◆ Work required: Filter the lines below, keeping each one that holds "move".

◆ Data items:
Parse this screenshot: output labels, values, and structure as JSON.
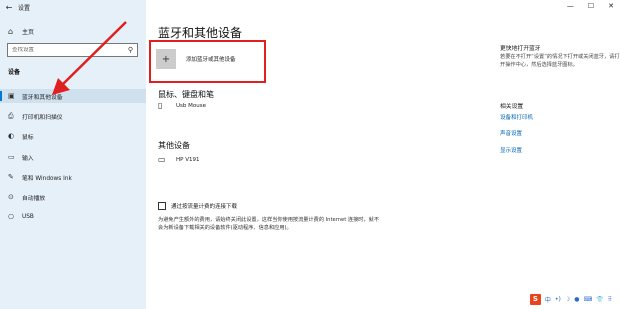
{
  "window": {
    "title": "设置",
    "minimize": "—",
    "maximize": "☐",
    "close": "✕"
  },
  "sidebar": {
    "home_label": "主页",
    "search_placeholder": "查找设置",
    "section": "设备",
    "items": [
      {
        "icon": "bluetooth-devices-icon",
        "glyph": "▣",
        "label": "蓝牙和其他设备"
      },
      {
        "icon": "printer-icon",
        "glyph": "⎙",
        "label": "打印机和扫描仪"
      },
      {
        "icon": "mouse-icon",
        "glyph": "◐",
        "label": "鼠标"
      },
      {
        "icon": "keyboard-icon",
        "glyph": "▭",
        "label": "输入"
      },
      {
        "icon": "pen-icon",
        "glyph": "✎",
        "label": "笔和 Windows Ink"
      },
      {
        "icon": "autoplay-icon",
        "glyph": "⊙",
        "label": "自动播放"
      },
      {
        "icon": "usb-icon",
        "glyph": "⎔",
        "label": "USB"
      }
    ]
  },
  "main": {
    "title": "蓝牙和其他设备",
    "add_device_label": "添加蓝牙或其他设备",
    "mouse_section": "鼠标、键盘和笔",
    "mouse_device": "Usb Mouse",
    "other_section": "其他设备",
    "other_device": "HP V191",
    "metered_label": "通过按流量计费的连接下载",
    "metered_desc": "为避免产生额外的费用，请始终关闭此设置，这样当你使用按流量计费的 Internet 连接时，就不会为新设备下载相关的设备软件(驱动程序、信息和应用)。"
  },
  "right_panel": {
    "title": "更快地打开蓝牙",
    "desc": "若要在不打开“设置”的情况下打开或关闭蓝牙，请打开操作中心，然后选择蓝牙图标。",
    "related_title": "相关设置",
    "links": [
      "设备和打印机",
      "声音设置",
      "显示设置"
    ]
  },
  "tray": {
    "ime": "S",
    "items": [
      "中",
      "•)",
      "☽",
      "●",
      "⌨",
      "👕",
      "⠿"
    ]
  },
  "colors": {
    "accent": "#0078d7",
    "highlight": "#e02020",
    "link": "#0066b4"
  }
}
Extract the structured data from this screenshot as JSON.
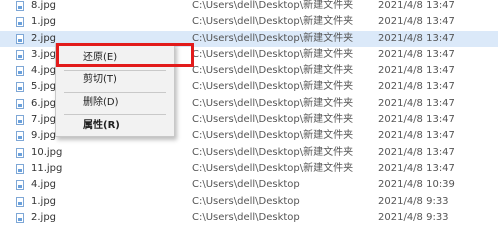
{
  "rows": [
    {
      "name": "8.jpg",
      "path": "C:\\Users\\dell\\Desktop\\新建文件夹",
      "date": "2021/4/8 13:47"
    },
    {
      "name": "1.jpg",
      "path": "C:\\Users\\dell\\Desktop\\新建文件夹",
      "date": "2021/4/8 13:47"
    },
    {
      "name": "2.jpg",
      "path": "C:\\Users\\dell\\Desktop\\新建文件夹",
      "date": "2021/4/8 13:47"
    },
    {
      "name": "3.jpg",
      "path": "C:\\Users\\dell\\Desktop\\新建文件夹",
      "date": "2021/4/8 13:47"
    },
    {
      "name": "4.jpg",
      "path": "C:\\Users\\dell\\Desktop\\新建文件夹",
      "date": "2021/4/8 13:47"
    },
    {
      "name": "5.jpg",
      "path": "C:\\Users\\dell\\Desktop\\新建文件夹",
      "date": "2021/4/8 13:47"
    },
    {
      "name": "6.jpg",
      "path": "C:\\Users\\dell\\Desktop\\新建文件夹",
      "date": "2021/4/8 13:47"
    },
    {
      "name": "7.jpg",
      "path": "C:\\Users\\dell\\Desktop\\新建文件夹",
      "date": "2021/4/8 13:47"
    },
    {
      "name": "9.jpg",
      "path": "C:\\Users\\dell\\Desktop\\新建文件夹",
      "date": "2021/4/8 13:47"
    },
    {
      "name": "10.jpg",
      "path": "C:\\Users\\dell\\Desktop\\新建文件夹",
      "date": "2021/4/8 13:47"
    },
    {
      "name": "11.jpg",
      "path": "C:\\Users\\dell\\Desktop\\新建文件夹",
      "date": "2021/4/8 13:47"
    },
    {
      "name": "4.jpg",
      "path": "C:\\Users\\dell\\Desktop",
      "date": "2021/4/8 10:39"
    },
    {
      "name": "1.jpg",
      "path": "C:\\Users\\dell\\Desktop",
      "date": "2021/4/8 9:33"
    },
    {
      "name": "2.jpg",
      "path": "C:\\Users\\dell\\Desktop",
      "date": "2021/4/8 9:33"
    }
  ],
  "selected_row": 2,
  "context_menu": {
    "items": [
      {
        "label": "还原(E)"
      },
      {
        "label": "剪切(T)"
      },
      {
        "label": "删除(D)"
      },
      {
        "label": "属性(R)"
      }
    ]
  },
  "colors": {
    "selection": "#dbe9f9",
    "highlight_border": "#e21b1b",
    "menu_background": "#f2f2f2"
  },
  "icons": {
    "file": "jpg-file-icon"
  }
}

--

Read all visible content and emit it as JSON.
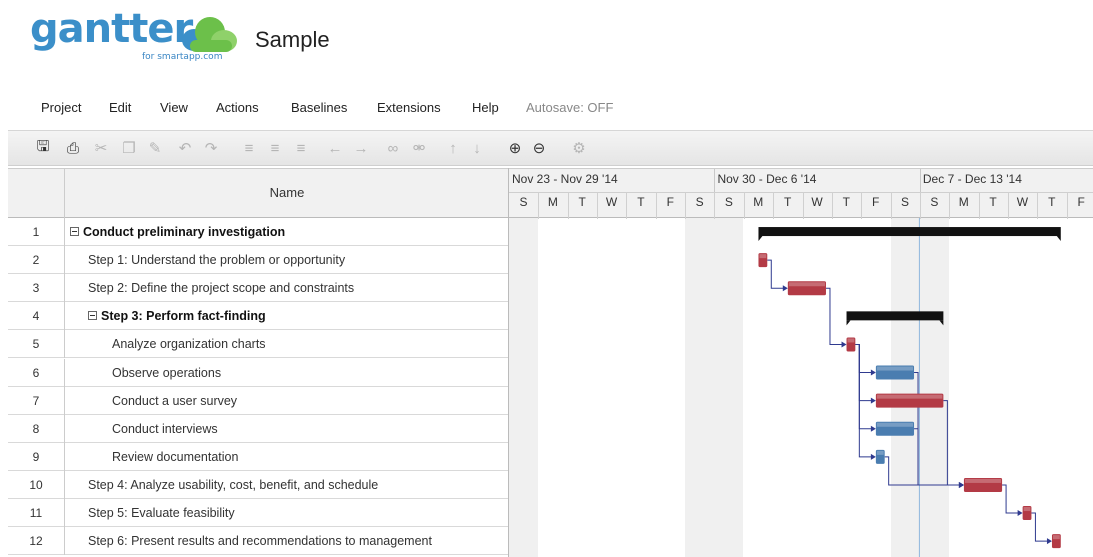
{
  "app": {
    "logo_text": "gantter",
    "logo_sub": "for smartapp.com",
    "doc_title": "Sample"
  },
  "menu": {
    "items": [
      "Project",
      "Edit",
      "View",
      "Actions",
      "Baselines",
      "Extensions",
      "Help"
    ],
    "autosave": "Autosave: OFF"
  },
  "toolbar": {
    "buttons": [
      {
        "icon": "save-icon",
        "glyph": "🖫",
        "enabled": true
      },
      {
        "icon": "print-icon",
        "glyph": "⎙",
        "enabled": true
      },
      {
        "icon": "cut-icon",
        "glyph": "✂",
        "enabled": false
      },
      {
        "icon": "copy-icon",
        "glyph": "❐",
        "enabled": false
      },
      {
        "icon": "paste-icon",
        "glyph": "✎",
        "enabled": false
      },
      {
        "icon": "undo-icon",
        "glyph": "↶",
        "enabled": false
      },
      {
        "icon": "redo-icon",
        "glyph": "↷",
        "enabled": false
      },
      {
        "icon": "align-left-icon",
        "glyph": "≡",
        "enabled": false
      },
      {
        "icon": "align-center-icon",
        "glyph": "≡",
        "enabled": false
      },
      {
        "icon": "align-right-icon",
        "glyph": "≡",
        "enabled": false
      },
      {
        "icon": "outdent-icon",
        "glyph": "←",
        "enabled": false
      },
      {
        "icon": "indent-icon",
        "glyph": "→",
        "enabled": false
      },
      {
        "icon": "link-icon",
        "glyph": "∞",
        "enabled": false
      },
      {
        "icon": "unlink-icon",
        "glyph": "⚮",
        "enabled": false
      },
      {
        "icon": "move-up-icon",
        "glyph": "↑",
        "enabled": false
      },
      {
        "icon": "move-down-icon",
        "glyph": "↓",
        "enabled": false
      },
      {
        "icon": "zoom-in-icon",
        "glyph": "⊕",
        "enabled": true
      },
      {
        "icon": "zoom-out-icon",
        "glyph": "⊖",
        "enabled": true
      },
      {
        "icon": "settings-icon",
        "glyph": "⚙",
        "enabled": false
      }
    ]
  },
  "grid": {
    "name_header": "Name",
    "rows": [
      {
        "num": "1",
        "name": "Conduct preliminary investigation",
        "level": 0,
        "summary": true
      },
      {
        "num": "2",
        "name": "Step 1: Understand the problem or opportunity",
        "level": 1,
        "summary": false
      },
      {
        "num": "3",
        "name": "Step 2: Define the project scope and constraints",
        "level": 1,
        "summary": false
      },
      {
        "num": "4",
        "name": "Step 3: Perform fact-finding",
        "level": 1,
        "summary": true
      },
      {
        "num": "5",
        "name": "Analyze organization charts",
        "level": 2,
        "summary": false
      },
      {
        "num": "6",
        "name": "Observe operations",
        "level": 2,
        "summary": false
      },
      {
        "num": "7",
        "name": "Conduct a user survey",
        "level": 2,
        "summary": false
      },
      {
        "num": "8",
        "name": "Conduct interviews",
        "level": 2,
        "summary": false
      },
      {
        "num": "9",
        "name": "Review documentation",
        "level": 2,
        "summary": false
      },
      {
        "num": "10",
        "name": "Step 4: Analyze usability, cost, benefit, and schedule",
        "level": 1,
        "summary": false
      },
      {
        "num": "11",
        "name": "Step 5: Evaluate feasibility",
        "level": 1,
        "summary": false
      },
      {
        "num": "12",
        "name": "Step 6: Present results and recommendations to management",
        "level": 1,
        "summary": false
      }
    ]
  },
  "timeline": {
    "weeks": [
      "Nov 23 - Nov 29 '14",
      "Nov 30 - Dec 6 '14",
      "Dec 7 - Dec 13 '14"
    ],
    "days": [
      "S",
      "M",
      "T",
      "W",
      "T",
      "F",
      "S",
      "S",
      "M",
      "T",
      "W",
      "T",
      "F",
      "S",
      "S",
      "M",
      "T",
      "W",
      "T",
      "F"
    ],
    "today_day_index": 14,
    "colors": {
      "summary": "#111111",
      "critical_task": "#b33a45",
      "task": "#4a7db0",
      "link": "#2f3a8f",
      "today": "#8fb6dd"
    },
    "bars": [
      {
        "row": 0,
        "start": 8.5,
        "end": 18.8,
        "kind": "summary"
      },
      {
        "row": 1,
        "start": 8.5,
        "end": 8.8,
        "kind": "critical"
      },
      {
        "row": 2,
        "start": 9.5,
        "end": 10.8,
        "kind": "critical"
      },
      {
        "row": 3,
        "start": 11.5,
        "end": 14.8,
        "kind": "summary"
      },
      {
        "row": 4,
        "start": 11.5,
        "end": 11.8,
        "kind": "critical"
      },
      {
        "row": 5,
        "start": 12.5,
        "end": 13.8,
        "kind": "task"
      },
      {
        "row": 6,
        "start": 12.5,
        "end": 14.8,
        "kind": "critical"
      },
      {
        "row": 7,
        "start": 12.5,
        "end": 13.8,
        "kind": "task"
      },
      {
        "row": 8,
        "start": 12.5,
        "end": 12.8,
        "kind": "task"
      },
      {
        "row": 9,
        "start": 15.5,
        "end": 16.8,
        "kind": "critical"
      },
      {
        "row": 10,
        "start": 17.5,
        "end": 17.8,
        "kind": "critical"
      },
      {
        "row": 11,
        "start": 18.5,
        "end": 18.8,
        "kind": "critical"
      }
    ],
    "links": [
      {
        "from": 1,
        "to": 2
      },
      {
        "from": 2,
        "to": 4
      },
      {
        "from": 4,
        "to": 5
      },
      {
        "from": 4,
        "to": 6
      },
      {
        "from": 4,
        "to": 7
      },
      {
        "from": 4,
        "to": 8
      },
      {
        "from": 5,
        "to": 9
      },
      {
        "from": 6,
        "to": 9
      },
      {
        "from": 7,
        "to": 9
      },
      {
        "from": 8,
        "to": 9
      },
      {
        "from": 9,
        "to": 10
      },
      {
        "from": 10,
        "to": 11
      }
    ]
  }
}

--

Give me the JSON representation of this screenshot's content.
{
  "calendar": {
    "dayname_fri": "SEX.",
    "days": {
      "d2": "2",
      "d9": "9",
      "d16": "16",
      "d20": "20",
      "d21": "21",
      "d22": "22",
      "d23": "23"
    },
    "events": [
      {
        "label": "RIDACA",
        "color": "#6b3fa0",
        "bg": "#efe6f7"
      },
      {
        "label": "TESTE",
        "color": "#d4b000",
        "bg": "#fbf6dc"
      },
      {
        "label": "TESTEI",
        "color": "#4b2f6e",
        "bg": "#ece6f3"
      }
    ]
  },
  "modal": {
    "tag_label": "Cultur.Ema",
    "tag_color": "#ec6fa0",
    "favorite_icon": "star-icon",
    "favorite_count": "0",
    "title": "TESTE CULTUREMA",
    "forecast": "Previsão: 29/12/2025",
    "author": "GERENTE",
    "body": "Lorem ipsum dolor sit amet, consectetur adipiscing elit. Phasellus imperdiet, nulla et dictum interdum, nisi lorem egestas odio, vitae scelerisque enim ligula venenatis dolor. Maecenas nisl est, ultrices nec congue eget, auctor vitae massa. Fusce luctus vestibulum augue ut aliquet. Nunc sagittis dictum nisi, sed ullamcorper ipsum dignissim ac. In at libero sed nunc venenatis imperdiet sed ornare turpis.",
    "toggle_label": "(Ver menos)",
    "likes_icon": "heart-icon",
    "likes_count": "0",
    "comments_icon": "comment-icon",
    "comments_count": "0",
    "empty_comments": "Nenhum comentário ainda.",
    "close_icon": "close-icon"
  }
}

◆ Written response:
        "icon": "move-up-icon",
        "icon": "move-down-icon",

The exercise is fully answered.